● TASK: The copy you produce must hold every record exactly, and none of the images.

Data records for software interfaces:
******************************

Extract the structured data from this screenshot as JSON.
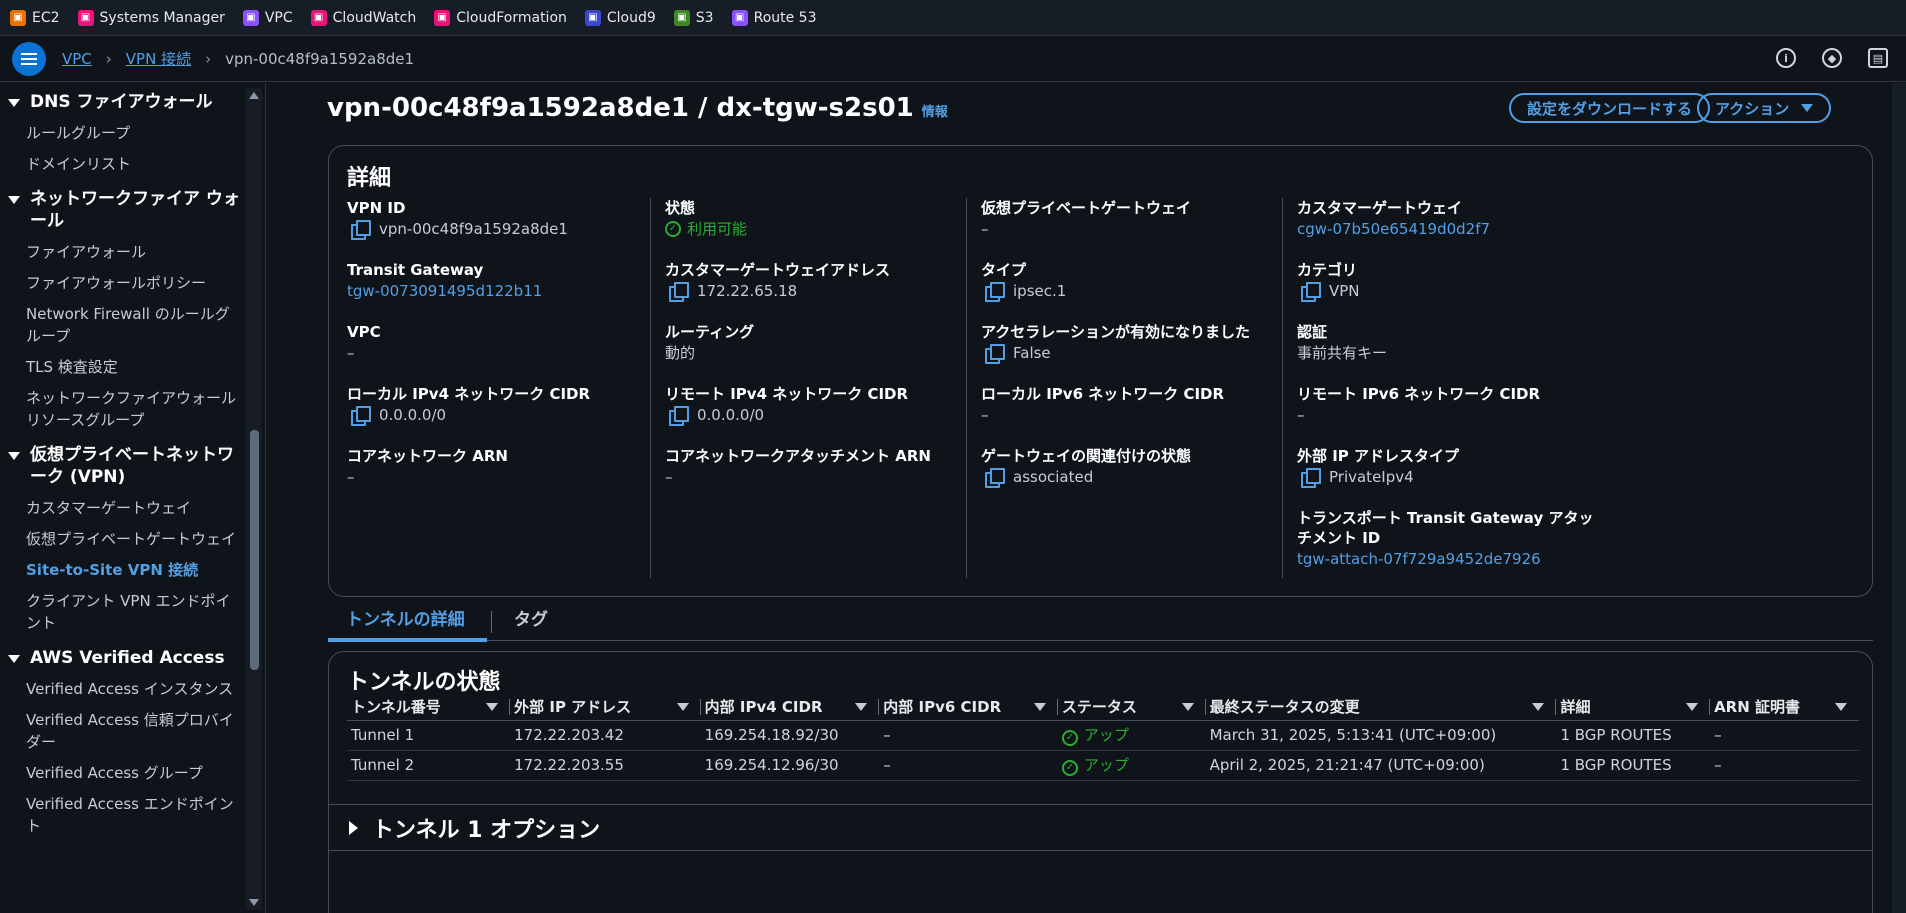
{
  "favorites": [
    {
      "label": "EC2",
      "icon": "ec2-icon",
      "color": "#ed7100"
    },
    {
      "label": "Systems Manager",
      "icon": "systems-manager-icon",
      "color": "#e7157b"
    },
    {
      "label": "VPC",
      "icon": "vpc-icon",
      "color": "#8c4fff"
    },
    {
      "label": "CloudWatch",
      "icon": "cloudwatch-icon",
      "color": "#e7157b"
    },
    {
      "label": "CloudFormation",
      "icon": "cloudformation-icon",
      "color": "#e7157b"
    },
    {
      "label": "Cloud9",
      "icon": "cloud9-icon",
      "color": "#3b48cc"
    },
    {
      "label": "S3",
      "icon": "s3-icon",
      "color": "#3f8624"
    },
    {
      "label": "Route 53",
      "icon": "route53-icon",
      "color": "#8c4fff"
    }
  ],
  "breadcrumb": {
    "vpc": "VPC",
    "vpn": "VPN 接続",
    "current": "vpn-00c48f9a1592a8de1"
  },
  "sidebar": {
    "dns_firewall": "DNS ファイアウォール",
    "rule_groups": "ルールグループ",
    "domain_lists": "ドメインリスト",
    "network_firewall": "ネットワークファイア ウォール",
    "firewalls": "ファイアウォール",
    "firewall_policies": "ファイアウォールポリシー",
    "nf_rule_groups": "Network Firewall のルールグループ",
    "tls": "TLS 検査設定",
    "nf_resource_groups": "ネットワークファイアウォールリソースグループ",
    "vpn_section": "仮想プライベートネットワーク (VPN)",
    "customer_gateways": "カスタマーゲートウェイ",
    "vpgw": "仮想プライベートゲートウェイ",
    "s2s": "Site-to-Site VPN 接続",
    "client_vpn": "クライアント VPN エンドポイント",
    "ava": "AWS Verified Access",
    "va_instances": "Verified Access インスタンス",
    "va_trust": "Verified Access 信頼プロバイダー",
    "va_groups": "Verified Access グループ",
    "va_endpoints": "Verified Access エンドポイント"
  },
  "page": {
    "title": "vpn-00c48f9a1592a8de1 / dx-tgw-s2s01",
    "info": "情報",
    "download_btn": "設定をダウンロードする",
    "actions_btn": "アクション"
  },
  "details": {
    "title": "詳細",
    "vpn_id": {
      "label": "VPN ID",
      "value": "vpn-00c48f9a1592a8de1"
    },
    "tgw": {
      "label": "Transit Gateway",
      "value": "tgw-0073091495d122b11"
    },
    "vpc": {
      "label": "VPC",
      "value": "–"
    },
    "local_v4": {
      "label": "ローカル IPv4 ネットワーク CIDR",
      "value": "0.0.0.0/0"
    },
    "core_arn": {
      "label": "コアネットワーク ARN",
      "value": "–"
    },
    "state": {
      "label": "状態",
      "value": "利用可能"
    },
    "cgw_addr": {
      "label": "カスタマーゲートウェイアドレス",
      "value": "172.22.65.18"
    },
    "routing": {
      "label": "ルーティング",
      "value": "動的"
    },
    "remote_v4": {
      "label": "リモート IPv4 ネットワーク CIDR",
      "value": "0.0.0.0/0"
    },
    "core_attach_arn": {
      "label": "コアネットワークアタッチメント ARN",
      "value": "–"
    },
    "vpgw": {
      "label": "仮想プライベートゲートウェイ",
      "value": "–"
    },
    "type": {
      "label": "タイプ",
      "value": "ipsec.1"
    },
    "accel": {
      "label": "アクセラレーションが有効になりました",
      "value": "False"
    },
    "local_v6": {
      "label": "ローカル IPv6 ネットワーク CIDR",
      "value": "–"
    },
    "gw_assoc": {
      "label": "ゲートウェイの関連付けの状態",
      "value": "associated"
    },
    "cgw": {
      "label": "カスタマーゲートウェイ",
      "value": "cgw-07b50e65419d0d2f7"
    },
    "category": {
      "label": "カテゴリ",
      "value": "VPN"
    },
    "auth": {
      "label": "認証",
      "value": "事前共有キー"
    },
    "remote_v6": {
      "label": "リモート IPv6 ネットワーク CIDR",
      "value": "–"
    },
    "ext_ip_type": {
      "label": "外部 IP アドレスタイプ",
      "value": "PrivateIpv4"
    },
    "transport_att": {
      "label": "トランスポート Transit Gateway アタッチメント ID",
      "value": "tgw-attach-07f729a9452de7926"
    }
  },
  "tabs": {
    "tunnel": "トンネルの詳細",
    "tags": "タグ"
  },
  "tunnels": {
    "title": "トンネルの状態",
    "headers": [
      "トンネル番号",
      "外部 IP アドレス",
      "内部 IPv4 CIDR",
      "内部 IPv6 CIDR",
      "ステータス",
      "最終ステータスの変更",
      "詳細",
      "ARN 証明書"
    ],
    "rows": [
      [
        "Tunnel 1",
        "172.22.203.42",
        "169.254.18.92/30",
        "–",
        "アップ",
        "March 31, 2025, 5:13:41 (UTC+09:00)",
        "1 BGP ROUTES",
        "–"
      ],
      [
        "Tunnel 2",
        "172.22.203.55",
        "169.254.12.96/30",
        "–",
        "アップ",
        "April 2, 2025, 21:21:47 (UTC+09:00)",
        "1 BGP ROUTES",
        "–"
      ]
    ],
    "option1": "トンネル 1 オプション"
  }
}
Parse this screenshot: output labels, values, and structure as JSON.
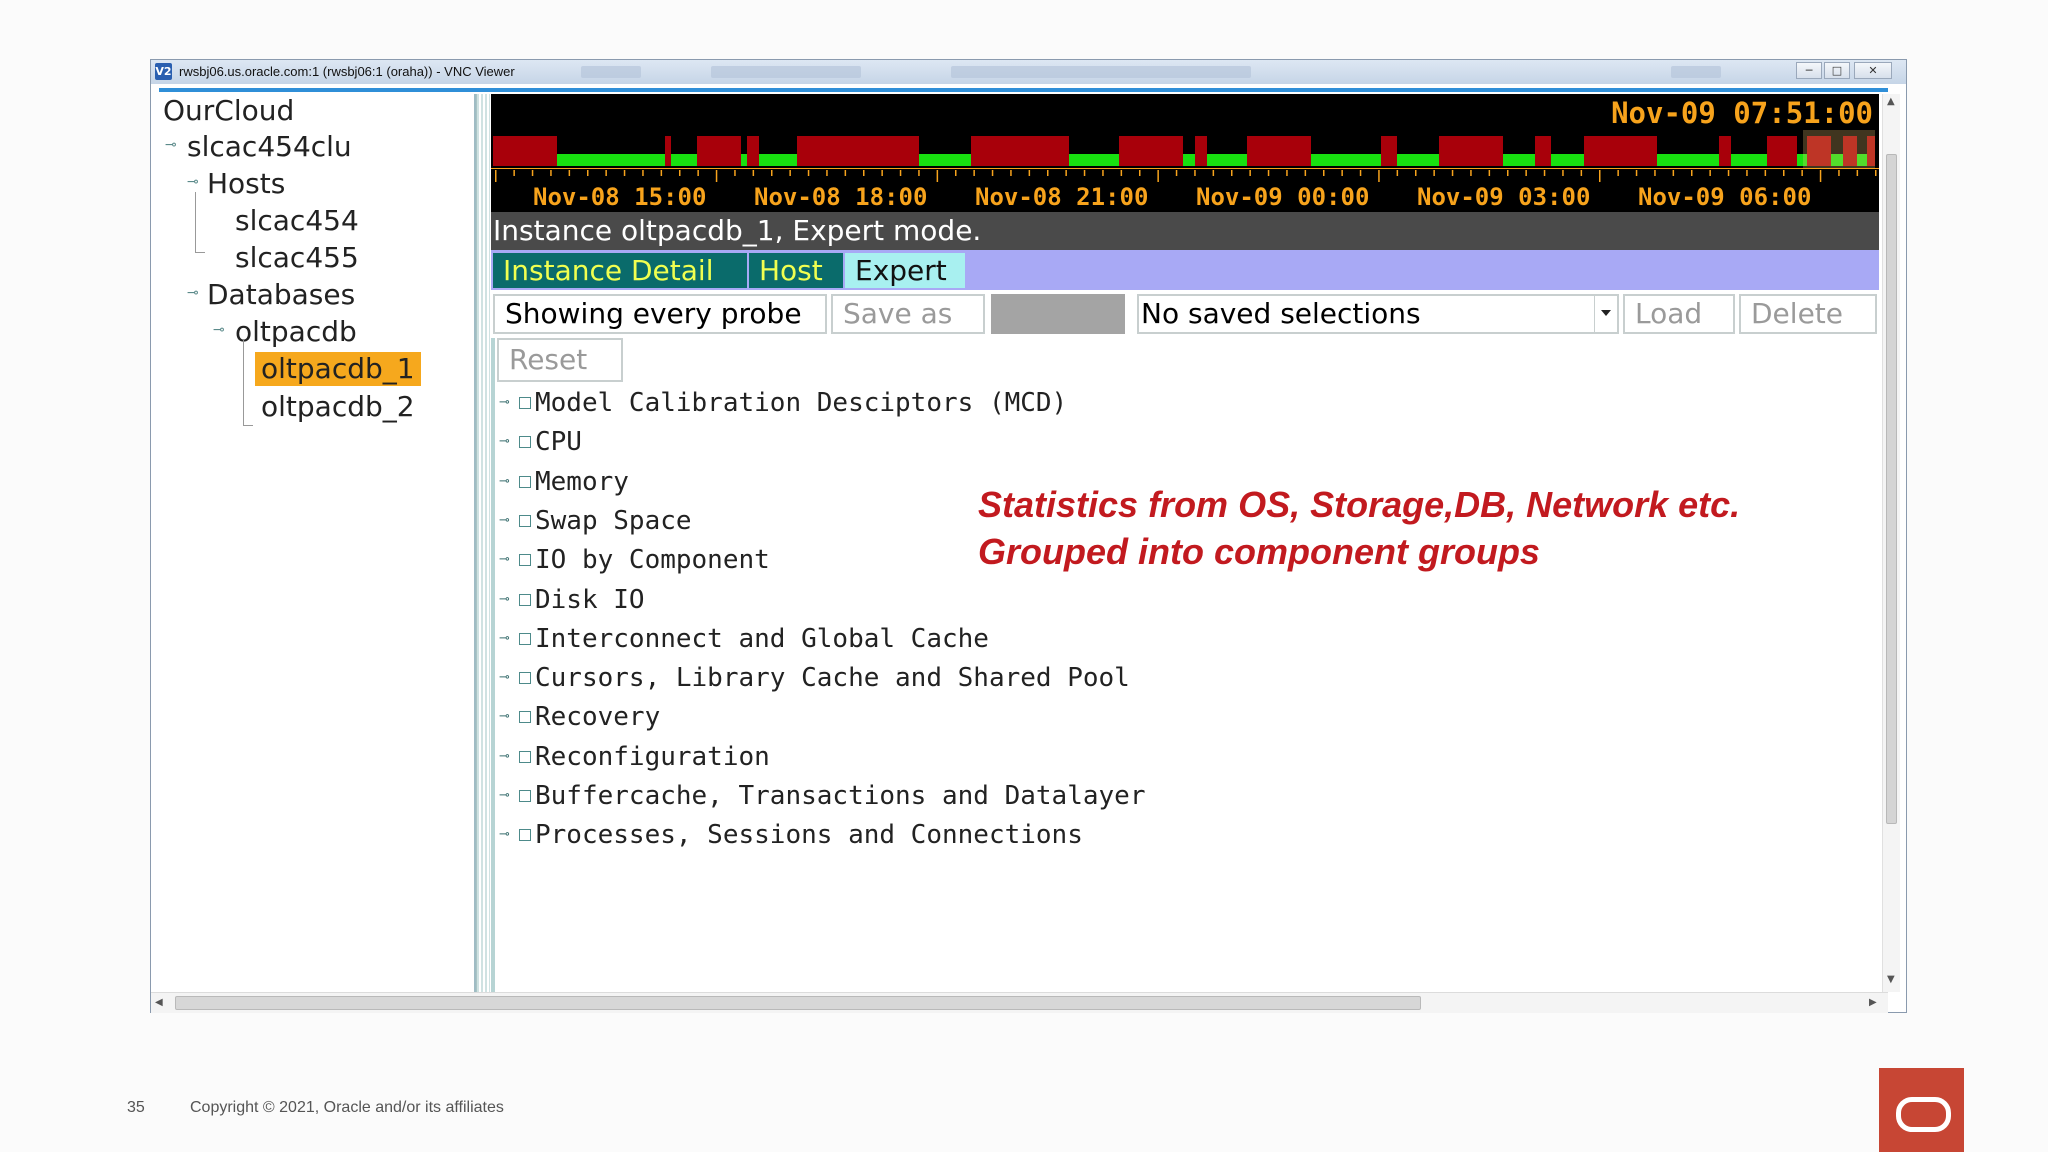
{
  "window": {
    "title": "rwsbj06.us.oracle.com:1 (rwsbj06:1 (oraha)) - VNC Viewer",
    "icon_text": "V2",
    "controls": [
      "─",
      "□",
      "✕"
    ]
  },
  "tree": {
    "root": "OurCloud",
    "cluster": "slcac454clu",
    "hosts_label": "Hosts",
    "hosts": [
      "slcac454",
      "slcac455"
    ],
    "databases_label": "Databases",
    "database": "oltpacdb",
    "instances": [
      "oltpacdb_1",
      "oltpacdb_2"
    ],
    "selected": "oltpacdb_1"
  },
  "timeline": {
    "current": "Nov-09 07:51:00",
    "labels": [
      "Nov-08 15:00",
      "Nov-08 18:00",
      "Nov-08 21:00",
      "Nov-09 00:00",
      "Nov-09 03:00",
      "Nov-09 06:00"
    ],
    "colors": {
      "alert": "#a8000a",
      "ok": "#18e010",
      "text": "#f7a31c"
    }
  },
  "status": "Instance oltpacdb_1, Expert mode.",
  "tabs": [
    "Instance Detail",
    "Host",
    "Expert"
  ],
  "active_tab": "Expert",
  "toolbar": {
    "probe_button": "Showing every probe",
    "save_as": "Save as",
    "selections_value": "No saved selections",
    "load": "Load",
    "delete": "Delete",
    "reset": "Reset"
  },
  "components": [
    "Model Calibration Desciptors (MCD)",
    "CPU",
    "Memory",
    "Swap Space",
    "IO by Component",
    "Disk IO",
    "Interconnect and Global Cache",
    "Cursors, Library Cache and Shared Pool",
    "Recovery",
    "Reconfiguration",
    "Buffercache, Transactions and Datalayer",
    "Processes, Sessions and Connections"
  ],
  "callout": {
    "line1": "Statistics from OS, Storage,DB, Network etc.",
    "line2": "Grouped into component groups"
  },
  "footer": {
    "page_number": "35",
    "copyright": "Copyright © 2021, Oracle and/or its affiliates"
  },
  "brand_color": "#c74634"
}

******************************

● TASK RESULT:
Extract the structured data from this screenshot as JSON.
{
  "favorites": [
    {
      "label": "EC2",
      "icon": "ec2-icon",
      "color": "#ed7100"
    },
    {
      "label": "Systems Manager",
      "icon": "systems-manager-icon",
      "color": "#e7157b"
    },
    {
      "label": "VPC",
      "icon": "vpc-icon",
      "color": "#8c4fff"
    },
    {
      "label": "CloudWatch",
      "icon": "cloudwatch-icon",
      "color": "#e7157b"
    },
    {
      "label": "CloudFormation",
      "icon": "cloudformation-icon",
      "color": "#e7157b"
    },
    {
      "label": "Cloud9",
      "icon": "cloud9-icon",
      "color": "#3b48cc"
    },
    {
      "label": "S3",
      "icon": "s3-icon",
      "color": "#3f8624"
    },
    {
      "label": "Route 53",
      "icon": "route53-icon",
      "color": "#8c4fff"
    }
  ],
  "breadcrumb": {
    "vpc": "VPC",
    "vpn": "VPN 接続",
    "current": "vpn-00c48f9a1592a8de1"
  },
  "sidebar": {
    "dns_firewall": "DNS ファイアウォール",
    "rule_groups": "ルールグループ",
    "domain_lists": "ドメインリスト",
    "network_firewall": "ネットワークファイア ウォール",
    "firewalls": "ファイアウォール",
    "firewall_policies": "ファイアウォールポリシー",
    "nf_rule_groups": "Network Firewall のルールグループ",
    "tls": "TLS 検査設定",
    "nf_resource_groups": "ネットワークファイアウォールリソースグループ",
    "vpn_section": "仮想プライベートネットワーク (VPN)",
    "customer_gateways": "カスタマーゲートウェイ",
    "vpgw": "仮想プライベートゲートウェイ",
    "s2s": "Site-to-Site VPN 接続",
    "client_vpn": "クライアント VPN エンドポイント",
    "ava": "AWS Verified Access",
    "va_instances": "Verified Access インスタンス",
    "va_trust": "Verified Access 信頼プロバイダー",
    "va_groups": "Verified Access グループ",
    "va_endpoints": "Verified Access エンドポイント"
  },
  "page": {
    "title": "vpn-00c48f9a1592a8de1 / dx-tgw-s2s01",
    "info": "情報",
    "download_btn": "設定をダウンロードする",
    "actions_btn": "アクション"
  },
  "details": {
    "title": "詳細",
    "vpn_id": {
      "label": "VPN ID",
      "value": "vpn-00c48f9a1592a8de1"
    },
    "tgw": {
      "label": "Transit Gateway",
      "value": "tgw-0073091495d122b11"
    },
    "vpc": {
      "label": "VPC",
      "value": "–"
    },
    "local_v4": {
      "label": "ローカル IPv4 ネットワーク CIDR",
      "value": "0.0.0.0/0"
    },
    "core_arn": {
      "label": "コアネットワーク ARN",
      "value": "–"
    },
    "state": {
      "label": "状態",
      "value": "利用可能"
    },
    "cgw_addr": {
      "label": "カスタマーゲートウェイアドレス",
      "value": "172.22.65.18"
    },
    "routing": {
      "label": "ルーティング",
      "value": "動的"
    },
    "remote_v4": {
      "label": "リモート IPv4 ネットワーク CIDR",
      "value": "0.0.0.0/0"
    },
    "core_attach_arn": {
      "label": "コアネットワークアタッチメント ARN",
      "value": "–"
    },
    "vpgw": {
      "label": "仮想プライベートゲートウェイ",
      "value": "–"
    },
    "type": {
      "label": "タイプ",
      "value": "ipsec.1"
    },
    "accel": {
      "label": "アクセラレーションが有効になりました",
      "value": "False"
    },
    "local_v6": {
      "label": "ローカル IPv6 ネットワーク CIDR",
      "value": "–"
    },
    "gw_assoc": {
      "label": "ゲートウェイの関連付けの状態",
      "value": "associated"
    },
    "cgw": {
      "label": "カスタマーゲートウェイ",
      "value": "cgw-07b50e65419d0d2f7"
    },
    "category": {
      "label": "カテゴリ",
      "value": "VPN"
    },
    "auth": {
      "label": "認証",
      "value": "事前共有キー"
    },
    "remote_v6": {
      "label": "リモート IPv6 ネットワーク CIDR",
      "value": "–"
    },
    "ext_ip_type": {
      "label": "外部 IP アドレスタイプ",
      "value": "PrivateIpv4"
    },
    "transport_att": {
      "label": "トランスポート Transit Gateway アタッチメント ID",
      "value": "tgw-attach-07f729a9452de7926"
    }
  },
  "tabs": {
    "tunnel": "トンネルの詳細",
    "tags": "タグ"
  },
  "tunnels": {
    "title": "トンネルの状態",
    "headers": [
      "トンネル番号",
      "外部 IP アドレス",
      "内部 IPv4 CIDR",
      "内部 IPv6 CIDR",
      "ステータス",
      "最終ステータスの変更",
      "詳細",
      "ARN 証明書"
    ],
    "rows": [
      [
        "Tunnel 1",
        "172.22.203.42",
        "169.254.18.92/30",
        "–",
        "アップ",
        "March 31, 2025, 5:13:41 (UTC+09:00)",
        "1 BGP ROUTES",
        "–"
      ],
      [
        "Tunnel 2",
        "172.22.203.55",
        "169.254.12.96/30",
        "–",
        "アップ",
        "April 2, 2025, 21:21:47 (UTC+09:00)",
        "1 BGP ROUTES",
        "–"
      ]
    ],
    "option1": "トンネル 1 オプション"
  }
}
Parse this screenshot: output labels, values, and structure as JSON.
{
  "window": {
    "title": "rwsbj06.us.oracle.com:1 (rwsbj06:1 (oraha)) - VNC Viewer",
    "icon_text": "V2",
    "controls": [
      "─",
      "□",
      "✕"
    ]
  },
  "tree": {
    "root": "OurCloud",
    "cluster": "slcac454clu",
    "hosts_label": "Hosts",
    "hosts": [
      "slcac454",
      "slcac455"
    ],
    "databases_label": "Databases",
    "database": "oltpacdb",
    "instances": [
      "oltpacdb_1",
      "oltpacdb_2"
    ],
    "selected": "oltpacdb_1"
  },
  "timeline": {
    "current": "Nov-09 07:51:00",
    "labels": [
      "Nov-08 15:00",
      "Nov-08 18:00",
      "Nov-08 21:00",
      "Nov-09 00:00",
      "Nov-09 03:00",
      "Nov-09 06:00"
    ],
    "colors": {
      "alert": "#a8000a",
      "ok": "#18e010",
      "text": "#f7a31c"
    }
  },
  "status": "Instance oltpacdb_1, Expert mode.",
  "tabs": [
    "Instance Detail",
    "Host",
    "Expert"
  ],
  "active_tab": "Expert",
  "toolbar": {
    "probe_button": "Showing every probe",
    "save_as": "Save as",
    "selections_value": "No saved selections",
    "load": "Load",
    "delete": "Delete",
    "reset": "Reset"
  },
  "components": [
    "Model Calibration Desciptors (MCD)",
    "CPU",
    "Memory",
    "Swap Space",
    "IO by Component",
    "Disk IO",
    "Interconnect and Global Cache",
    "Cursors, Library Cache and Shared Pool",
    "Recovery",
    "Reconfiguration",
    "Buffercache, Transactions and Datalayer",
    "Processes, Sessions and Connections"
  ],
  "callout": {
    "line1": "Statistics from OS, Storage,DB, Network etc.",
    "line2": "Grouped into component groups"
  },
  "footer": {
    "page_number": "35",
    "copyright": "Copyright © 2021, Oracle and/or its affiliates"
  },
  "brand_color": "#c74634"
}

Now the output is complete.